(Data records)
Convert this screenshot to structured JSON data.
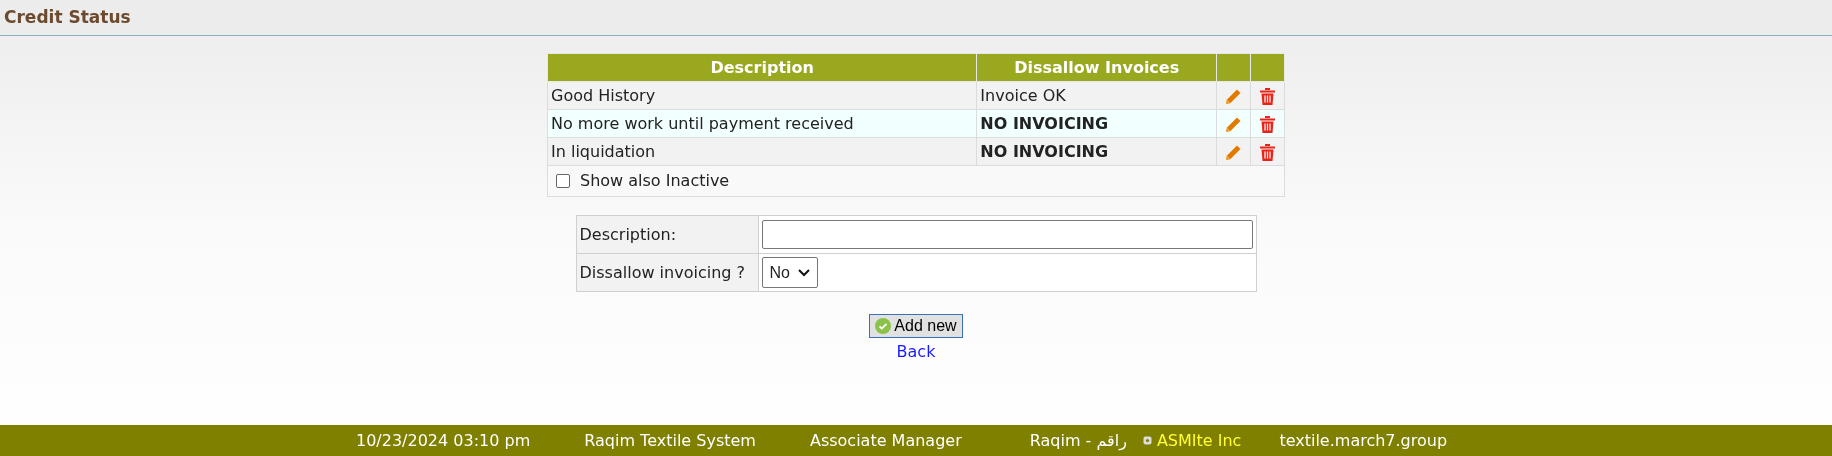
{
  "title": "Credit Status",
  "table": {
    "columns": [
      "Description",
      "Dissallow Invoices"
    ],
    "rows": [
      {
        "description": "Good History",
        "dissallow": "Invoice OK",
        "disallowed": false,
        "selected": false
      },
      {
        "description": "No more work until payment received",
        "dissallow": "NO INVOICING",
        "disallowed": true,
        "selected": true
      },
      {
        "description": "In liquidation",
        "dissallow": "NO INVOICING",
        "disallowed": true,
        "selected": false
      }
    ],
    "show_inactive": {
      "label": "Show also Inactive",
      "checked": false
    }
  },
  "form": {
    "description_label": "Description:",
    "dissallow_label": "Dissallow invoicing ?",
    "dissallow_value": "No"
  },
  "add_button": "Add new",
  "back_link": "Back",
  "status_bar": [
    {
      "text": "10/23/2024 03:10 pm",
      "kind": "plain"
    },
    {
      "text": "Raqim Textile System",
      "kind": "plain"
    },
    {
      "text": "Associate Manager",
      "kind": "plain"
    },
    {
      "text": "Raqim - راقم",
      "kind": "plain"
    },
    {
      "text": "ASMIte Inc",
      "kind": "company"
    },
    {
      "text": "textile.march7.group",
      "kind": "plain"
    }
  ]
}
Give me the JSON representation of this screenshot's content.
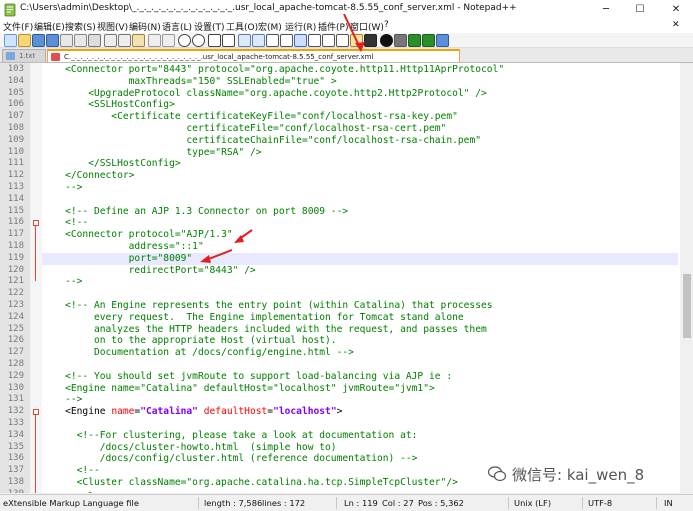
{
  "window": {
    "title": "C:\\Users\\admin\\Desktop\\_._._._._._._._._._._._._._.usr_local_apache-tomcat-8.5.55_conf_server.xml - Notepad++",
    "minimize": "─",
    "maximize": "☐",
    "close": "✕"
  },
  "menu": [
    "文件(F)",
    "编辑(E)",
    "搜索(S)",
    "视图(V)",
    "编码(N)",
    "语言(L)",
    "设置(T)",
    "工具(O)",
    "宏(M)",
    "运行(R)",
    "插件(P)",
    "窗口(W)",
    "?"
  ],
  "menu_close": "✕",
  "tabs": [
    {
      "label": "1.txt"
    },
    {
      "label": "C._._._._._._._._._._._._._._._._._._._._._._._.usr_local_apache-tomcat-8.5.55_conf_server.xml",
      "active": true
    }
  ],
  "lines": [
    {
      "n": "103",
      "segs": [
        [
          "t",
          "    <Connector "
        ],
        [
          "a",
          "port"
        ],
        [
          "t",
          "=\"8443\" "
        ],
        [
          "a",
          "protocol"
        ],
        [
          "t",
          "=\"org.apache.coyote.http11.Http11AprProtocol\""
        ]
      ]
    },
    {
      "n": "104",
      "segs": [
        [
          "t",
          "               "
        ],
        [
          "a",
          "maxThreads"
        ],
        [
          "t",
          "=\"150\" "
        ],
        [
          "a",
          "SSLEnabled"
        ],
        [
          "t",
          "=\"true\" >"
        ]
      ]
    },
    {
      "n": "105",
      "segs": [
        [
          "t",
          "        <UpgradeProtocol "
        ],
        [
          "a",
          "className"
        ],
        [
          "t",
          "=\"org.apache.coyote.http2.Http2Protocol\" />"
        ]
      ]
    },
    {
      "n": "106",
      "segs": [
        [
          "t",
          "        <SSLHostConfig>"
        ]
      ]
    },
    {
      "n": "107",
      "segs": [
        [
          "t",
          "            <Certificate "
        ],
        [
          "a",
          "certificateKeyFile"
        ],
        [
          "t",
          "=\"conf/localhost-rsa-key.pem\""
        ]
      ]
    },
    {
      "n": "108",
      "segs": [
        [
          "t",
          "                         "
        ],
        [
          "a",
          "certificateFile"
        ],
        [
          "t",
          "=\"conf/localhost-rsa-cert.pem\""
        ]
      ]
    },
    {
      "n": "109",
      "segs": [
        [
          "t",
          "                         "
        ],
        [
          "a",
          "certificateChainFile"
        ],
        [
          "t",
          "=\"conf/localhost-rsa-chain.pem\""
        ]
      ]
    },
    {
      "n": "110",
      "segs": [
        [
          "t",
          "                         "
        ],
        [
          "a",
          "type"
        ],
        [
          "t",
          "=\"RSA\" />"
        ]
      ]
    },
    {
      "n": "111",
      "segs": [
        [
          "t",
          "        </SSLHostConfig>"
        ]
      ]
    },
    {
      "n": "112",
      "segs": [
        [
          "t",
          "    </Connector>"
        ]
      ]
    },
    {
      "n": "113",
      "segs": [
        [
          "t",
          "    -->"
        ]
      ]
    },
    {
      "n": "114",
      "segs": [
        [
          "t",
          ""
        ]
      ]
    },
    {
      "n": "115",
      "segs": [
        [
          "t",
          "    <!-- Define an AJP 1.3 Connector on port 8009 -->"
        ]
      ]
    },
    {
      "n": "116",
      "segs": [
        [
          "t",
          "    <!--"
        ]
      ]
    },
    {
      "n": "117",
      "segs": [
        [
          "t",
          "    <Connector "
        ],
        [
          "a",
          "protocol"
        ],
        [
          "t",
          "=\"AJP/1.3\""
        ]
      ]
    },
    {
      "n": "118",
      "segs": [
        [
          "t",
          "               "
        ],
        [
          "a",
          "address"
        ],
        [
          "t",
          "=\"::1\""
        ]
      ]
    },
    {
      "n": "119",
      "segs": [
        [
          "t",
          "               "
        ],
        [
          "a",
          "port"
        ],
        [
          "t",
          "=\"8009\""
        ]
      ],
      "current": true
    },
    {
      "n": "120",
      "segs": [
        [
          "t",
          "               "
        ],
        [
          "a",
          "redirectPort"
        ],
        [
          "t",
          "=\"8443\" />"
        ]
      ]
    },
    {
      "n": "121",
      "segs": [
        [
          "t",
          "    -->"
        ]
      ]
    },
    {
      "n": "122",
      "segs": [
        [
          "t",
          ""
        ]
      ]
    },
    {
      "n": "123",
      "segs": [
        [
          "t",
          "    <!-- An Engine represents the entry point (within Catalina) that processes"
        ]
      ]
    },
    {
      "n": "124",
      "segs": [
        [
          "t",
          "         every request.  The Engine implementation for Tomcat stand alone"
        ]
      ]
    },
    {
      "n": "125",
      "segs": [
        [
          "t",
          "         analyzes the HTTP headers included with the request, and passes them"
        ]
      ]
    },
    {
      "n": "126",
      "segs": [
        [
          "t",
          "         on to the appropriate Host (virtual host)."
        ]
      ]
    },
    {
      "n": "127",
      "segs": [
        [
          "t",
          "         Documentation at /docs/config/engine.html -->"
        ]
      ]
    },
    {
      "n": "128",
      "segs": [
        [
          "t",
          ""
        ]
      ]
    },
    {
      "n": "129",
      "segs": [
        [
          "t",
          "    <!-- You should set jvmRoute to support load-balancing via AJP ie :"
        ]
      ]
    },
    {
      "n": "130",
      "segs": [
        [
          "t",
          "    <Engine name=\"Catalina\" defaultHost=\"localhost\" jvmRoute=\"jvm1\">"
        ]
      ]
    },
    {
      "n": "131",
      "segs": [
        [
          "t",
          "    -->"
        ]
      ]
    },
    {
      "n": "132",
      "segs": [
        [
          "g",
          "    <Engine "
        ],
        [
          "a",
          "name"
        ],
        [
          "g",
          "="
        ],
        [
          "v",
          "\"Catalina\""
        ],
        [
          "g",
          " "
        ],
        [
          "a",
          "defaultHost"
        ],
        [
          "g",
          "="
        ],
        [
          "v",
          "\"localhost\""
        ],
        [
          "g",
          ">"
        ]
      ]
    },
    {
      "n": "133",
      "segs": [
        [
          "t",
          ""
        ]
      ]
    },
    {
      "n": "134",
      "segs": [
        [
          "c",
          "      <!--For clustering, please take a look at documentation at:"
        ]
      ]
    },
    {
      "n": "135",
      "segs": [
        [
          "c",
          "          /docs/cluster-howto.html  (simple how to)"
        ]
      ]
    },
    {
      "n": "136",
      "segs": [
        [
          "c",
          "          /docs/config/cluster.html (reference documentation) -->"
        ]
      ]
    },
    {
      "n": "137",
      "segs": [
        [
          "c",
          "      <!--"
        ]
      ]
    },
    {
      "n": "138",
      "segs": [
        [
          "c",
          "      <Cluster className=\"org.apache.catalina.ha.tcp.SimpleTcpCluster\"/>"
        ]
      ]
    },
    {
      "n": "139",
      "segs": [
        [
          "c",
          "      -->"
        ]
      ]
    }
  ],
  "status": {
    "lang": "eXtensible Markup Language file",
    "length": "length : 7,586",
    "lines": "lines : 172",
    "ln": "Ln : 119",
    "col": "Col : 27",
    "pos": "Pos : 5,362",
    "eol": "Unix (LF)",
    "enc": "UTF-8",
    "ins": "IN"
  },
  "watermark": "微信号: kai_wen_8",
  "colors": {
    "arrow": "#e02020",
    "active_tab": "#f5a000",
    "fold": "#e43"
  }
}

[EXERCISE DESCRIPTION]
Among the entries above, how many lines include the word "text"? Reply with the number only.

[SOLUTION TO THIS EXERCISE]
6